** Records for processing follows **
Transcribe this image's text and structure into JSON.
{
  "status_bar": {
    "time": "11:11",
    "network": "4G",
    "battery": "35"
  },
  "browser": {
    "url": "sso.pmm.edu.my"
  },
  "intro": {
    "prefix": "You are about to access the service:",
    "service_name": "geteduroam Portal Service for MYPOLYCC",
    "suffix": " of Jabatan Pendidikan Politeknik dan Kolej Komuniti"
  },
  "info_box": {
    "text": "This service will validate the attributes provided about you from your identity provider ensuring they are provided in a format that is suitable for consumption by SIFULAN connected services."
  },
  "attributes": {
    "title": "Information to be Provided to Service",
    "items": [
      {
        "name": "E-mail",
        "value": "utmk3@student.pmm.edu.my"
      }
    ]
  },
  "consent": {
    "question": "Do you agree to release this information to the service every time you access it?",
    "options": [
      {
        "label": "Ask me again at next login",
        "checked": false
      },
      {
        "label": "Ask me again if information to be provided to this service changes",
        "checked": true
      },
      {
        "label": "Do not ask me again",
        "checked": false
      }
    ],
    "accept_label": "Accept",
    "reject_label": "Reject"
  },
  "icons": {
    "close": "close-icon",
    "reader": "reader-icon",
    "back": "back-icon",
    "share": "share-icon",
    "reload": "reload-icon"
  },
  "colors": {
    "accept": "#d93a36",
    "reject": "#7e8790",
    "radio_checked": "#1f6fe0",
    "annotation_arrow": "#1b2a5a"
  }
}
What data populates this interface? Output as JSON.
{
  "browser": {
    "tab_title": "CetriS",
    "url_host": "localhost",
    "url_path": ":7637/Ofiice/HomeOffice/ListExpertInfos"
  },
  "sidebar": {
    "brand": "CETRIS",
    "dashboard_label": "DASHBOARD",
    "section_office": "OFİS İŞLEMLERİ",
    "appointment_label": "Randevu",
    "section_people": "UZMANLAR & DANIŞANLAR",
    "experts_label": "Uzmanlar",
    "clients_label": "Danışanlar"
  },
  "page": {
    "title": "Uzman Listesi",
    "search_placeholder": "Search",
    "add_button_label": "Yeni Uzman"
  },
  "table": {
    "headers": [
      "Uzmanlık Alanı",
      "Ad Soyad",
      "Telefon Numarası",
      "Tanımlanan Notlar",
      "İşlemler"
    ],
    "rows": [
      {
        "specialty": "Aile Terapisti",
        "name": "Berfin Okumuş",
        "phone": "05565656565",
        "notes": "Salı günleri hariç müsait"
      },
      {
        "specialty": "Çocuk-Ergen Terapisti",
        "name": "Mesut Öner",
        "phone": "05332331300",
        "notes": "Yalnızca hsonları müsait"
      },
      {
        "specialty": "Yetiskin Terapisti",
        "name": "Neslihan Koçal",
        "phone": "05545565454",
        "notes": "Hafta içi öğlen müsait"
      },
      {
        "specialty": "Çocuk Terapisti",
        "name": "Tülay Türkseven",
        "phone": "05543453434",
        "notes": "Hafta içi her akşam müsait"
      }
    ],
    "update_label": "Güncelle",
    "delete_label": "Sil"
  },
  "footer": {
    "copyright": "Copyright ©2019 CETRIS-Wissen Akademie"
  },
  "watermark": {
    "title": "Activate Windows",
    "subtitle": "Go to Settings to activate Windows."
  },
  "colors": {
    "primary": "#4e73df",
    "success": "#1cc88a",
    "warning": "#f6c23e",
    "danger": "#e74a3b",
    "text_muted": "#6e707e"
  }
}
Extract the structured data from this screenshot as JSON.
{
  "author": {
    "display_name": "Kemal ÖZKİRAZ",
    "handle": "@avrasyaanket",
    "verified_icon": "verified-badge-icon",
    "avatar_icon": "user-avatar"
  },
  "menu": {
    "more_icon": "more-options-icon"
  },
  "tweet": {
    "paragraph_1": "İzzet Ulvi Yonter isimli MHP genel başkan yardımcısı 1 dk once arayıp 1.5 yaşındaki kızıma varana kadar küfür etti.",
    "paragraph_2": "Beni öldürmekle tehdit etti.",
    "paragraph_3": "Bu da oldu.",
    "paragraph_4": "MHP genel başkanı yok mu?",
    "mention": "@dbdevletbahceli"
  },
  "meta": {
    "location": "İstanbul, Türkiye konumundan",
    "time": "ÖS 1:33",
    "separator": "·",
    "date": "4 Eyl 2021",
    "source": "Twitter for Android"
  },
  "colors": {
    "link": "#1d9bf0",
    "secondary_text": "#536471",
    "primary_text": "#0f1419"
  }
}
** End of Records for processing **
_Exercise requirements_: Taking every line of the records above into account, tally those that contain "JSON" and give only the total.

_Solution for this exercise_: 3